=== Begin Enclosure ===
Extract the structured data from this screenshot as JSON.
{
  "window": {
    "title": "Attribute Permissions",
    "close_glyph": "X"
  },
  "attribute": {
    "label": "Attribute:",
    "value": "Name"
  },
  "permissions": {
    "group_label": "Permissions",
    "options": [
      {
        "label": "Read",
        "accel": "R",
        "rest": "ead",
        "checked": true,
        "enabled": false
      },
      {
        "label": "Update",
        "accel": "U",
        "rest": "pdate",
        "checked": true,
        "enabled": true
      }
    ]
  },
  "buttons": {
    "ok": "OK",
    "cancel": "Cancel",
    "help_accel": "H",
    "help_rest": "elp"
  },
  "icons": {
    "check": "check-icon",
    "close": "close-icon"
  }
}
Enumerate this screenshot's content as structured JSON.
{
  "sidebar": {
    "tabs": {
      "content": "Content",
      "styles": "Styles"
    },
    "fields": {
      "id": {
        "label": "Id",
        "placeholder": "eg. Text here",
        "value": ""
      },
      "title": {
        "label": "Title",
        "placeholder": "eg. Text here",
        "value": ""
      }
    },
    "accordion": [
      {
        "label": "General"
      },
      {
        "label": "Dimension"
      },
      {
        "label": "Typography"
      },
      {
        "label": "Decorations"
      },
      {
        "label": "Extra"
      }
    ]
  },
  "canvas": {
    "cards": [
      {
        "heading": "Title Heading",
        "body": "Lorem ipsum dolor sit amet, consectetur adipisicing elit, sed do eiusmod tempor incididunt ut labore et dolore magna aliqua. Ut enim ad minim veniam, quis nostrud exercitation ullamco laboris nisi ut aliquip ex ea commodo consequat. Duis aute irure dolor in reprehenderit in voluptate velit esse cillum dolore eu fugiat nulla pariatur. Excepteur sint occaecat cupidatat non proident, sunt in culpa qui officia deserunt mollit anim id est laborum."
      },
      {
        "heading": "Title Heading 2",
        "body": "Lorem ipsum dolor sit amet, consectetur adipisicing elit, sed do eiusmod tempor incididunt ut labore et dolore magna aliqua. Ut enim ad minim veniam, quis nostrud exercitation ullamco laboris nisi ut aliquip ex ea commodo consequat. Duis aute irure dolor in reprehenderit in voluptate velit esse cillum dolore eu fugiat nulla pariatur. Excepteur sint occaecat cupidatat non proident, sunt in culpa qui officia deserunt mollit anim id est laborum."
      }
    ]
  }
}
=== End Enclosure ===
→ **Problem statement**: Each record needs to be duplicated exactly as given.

→ **Problem solution**:
Extract the structured data from this screenshot as JSON.
{
  "window": {
    "title": "Attribute Permissions",
    "close_glyph": "X"
  },
  "attribute": {
    "label": "Attribute:",
    "value": "Name"
  },
  "permissions": {
    "group_label": "Permissions",
    "options": [
      {
        "label": "Read",
        "accel": "R",
        "rest": "ead",
        "checked": true,
        "enabled": false
      },
      {
        "label": "Update",
        "accel": "U",
        "rest": "pdate",
        "checked": true,
        "enabled": true
      }
    ]
  },
  "buttons": {
    "ok": "OK",
    "cancel": "Cancel",
    "help_accel": "H",
    "help_rest": "elp"
  },
  "icons": {
    "check": "check-icon",
    "close": "close-icon"
  }
}
Enumerate this screenshot's content as structured JSON.
{
  "sidebar": {
    "tabs": {
      "content": "Content",
      "styles": "Styles"
    },
    "fields": {
      "id": {
        "label": "Id",
        "placeholder": "eg. Text here",
        "value": ""
      },
      "title": {
        "label": "Title",
        "placeholder": "eg. Text here",
        "value": ""
      }
    },
    "accordion": [
      {
        "label": "General"
      },
      {
        "label": "Dimension"
      },
      {
        "label": "Typography"
      },
      {
        "label": "Decorations"
      },
      {
        "label": "Extra"
      }
    ]
  },
  "canvas": {
    "cards": [
      {
        "heading": "Title Heading",
        "body": "Lorem ipsum dolor sit amet, consectetur adipisicing elit, sed do eiusmod tempor incididunt ut labore et dolore magna aliqua. Ut enim ad minim veniam, quis nostrud exercitation ullamco laboris nisi ut aliquip ex ea commodo consequat. Duis aute irure dolor in reprehenderit in voluptate velit esse cillum dolore eu fugiat nulla pariatur. Excepteur sint occaecat cupidatat non proident, sunt in culpa qui officia deserunt mollit anim id est laborum."
      },
      {
        "heading": "Title Heading 2",
        "body": "Lorem ipsum dolor sit amet, consectetur adipisicing elit, sed do eiusmod tempor incididunt ut labore et dolore magna aliqua. Ut enim ad minim veniam, quis nostrud exercitation ullamco laboris nisi ut aliquip ex ea commodo consequat. Duis aute irure dolor in reprehenderit in voluptate velit esse cillum dolore eu fugiat nulla pariatur. Excepteur sint occaecat cupidatat non proident, sunt in culpa qui officia deserunt mollit anim id est laborum."
      }
    ]
  }
}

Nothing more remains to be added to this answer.